As you can see it seems that only the clock frequency of the new FX-60 was decreased a little, below the FX-57. 2x 1 MB of L2 cache and SOI (Silicon-on-Insulator) is what makes the Toledo core what the FX-60 is (code) named after. Throw in SSE3 to the mix of x86 ISA enhancements that AMD's flagship dual-core CPU supports and you have one of the fastest processors to date.
Temperature & Tweaking
Before we startup a series of tests and benchmarks we always tell a little about CPU temperature, and believe it or not, this might differ per system. Heatsinks, ambient heat, voltage levels of the mainboard there are some many factors influencing your CPU temperature. Just like its little sister, the 4000+ and bigger brother the FX-57 this processor ran with the standard supplied (boxed) cooling well within acceptable limits. In idle you can expect a 35 Degrees C temperature and when stressed (Sandra Burn-In test) it peaked at merely 58 Degrees C and that's with traditional air cooling.
I already stated that the multiplier is unlocked, which has some advantages. It amazed me to see that the CPU has a little headroom. AMD CPU's are hard to overclock with our mainboard though.
With air-cooling and a little fiddling around getting to first base, we hit ~2.8 GHz. So basically what we did was increasing the core Voltage, changed the multiplier and HTT. Mind you that you'll need a mainboard that can actually handle some decent overclocking, very important. But when successful, hey you have it running at FX-57 speeds yet with dual-core.

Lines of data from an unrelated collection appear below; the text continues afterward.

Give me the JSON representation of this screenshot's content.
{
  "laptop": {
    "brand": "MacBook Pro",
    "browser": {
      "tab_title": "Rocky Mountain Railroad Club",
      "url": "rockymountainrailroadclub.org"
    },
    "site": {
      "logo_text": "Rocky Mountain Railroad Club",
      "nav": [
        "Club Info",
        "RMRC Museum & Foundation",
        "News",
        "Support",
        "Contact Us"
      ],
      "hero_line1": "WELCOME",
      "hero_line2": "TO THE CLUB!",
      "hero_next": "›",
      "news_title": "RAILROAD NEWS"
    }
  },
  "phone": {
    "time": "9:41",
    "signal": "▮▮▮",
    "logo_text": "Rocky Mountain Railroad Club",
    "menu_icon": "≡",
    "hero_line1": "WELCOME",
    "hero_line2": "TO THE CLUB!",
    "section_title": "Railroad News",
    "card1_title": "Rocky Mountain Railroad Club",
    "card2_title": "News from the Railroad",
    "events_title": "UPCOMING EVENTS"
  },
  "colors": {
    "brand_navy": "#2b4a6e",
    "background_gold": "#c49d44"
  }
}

Power consumption of the FX-60 is quite alright. AMD has been working on some pretty impressive power saving functions. A compete PC in idle uses up roughly 125 Watts, when we stress both cores on the processor we see the consumption rise towards 200 Watts. So that's not that bad at all and for dual-core technology quite efficient.

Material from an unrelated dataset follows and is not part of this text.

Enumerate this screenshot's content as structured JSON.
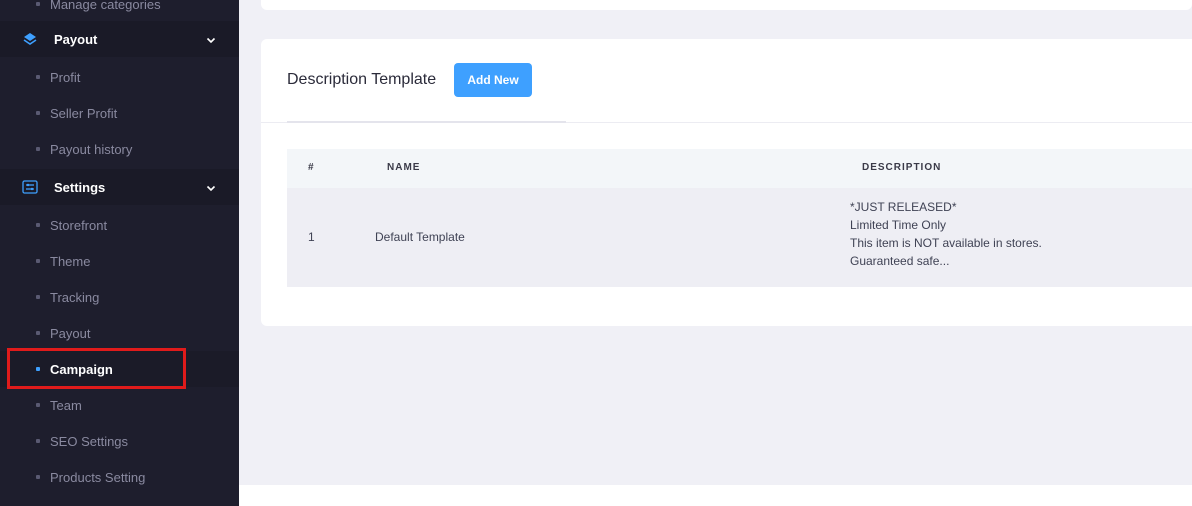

Right then, let's insert the processor, fire up that little test-rig of ours and benchmark the bejesus out of it shall we?
AMD releases their Athlon II X4 620 and 630. That first one, the 620 will be priced at sub 100 USD prices, meaning you get to enjoy and reap the benefits of multi-core processing for 100 USD. These are the cheapest quad-core processors to date.
AMD Athlon X2 7850 BE review
Today we test the Athlon X2 7850, the CPU has a respective clock speed 2.8GHz, a processor with 3MB of total cache, 512KB of the L2 variety per core and 2MB of shared L3 cache per chip developed under ASIC codename KUMA. To top it off, this processor will also be a Black Edition chip which overclockers should like very much.
AMD Athlon X2 7750 BE review
A test on the Athlon X2 7750 Black Edition processor. Phenom X2 anyone ? The product we are reviewing today is exactly that. AMD developed a new dual-core processor based on the TLB bug-free (B3) revision, under the codename KUMA. And quite frankly... it's a really interesting product, as for less than 79 USD/EUR you get to have quite a nice performing product with fairly nice clock frequencies. Yes... 79 USD.
AMD Athlon 64 FX-60 Processor
Three weeks ago AMD decided to unleash a new processor onto the high-end market. Of course we are talking about the new AMD Athlon 64 FX-60, the first ever dual-core processor in the high-end FX range of processors for the enthusiast PC users and gamers.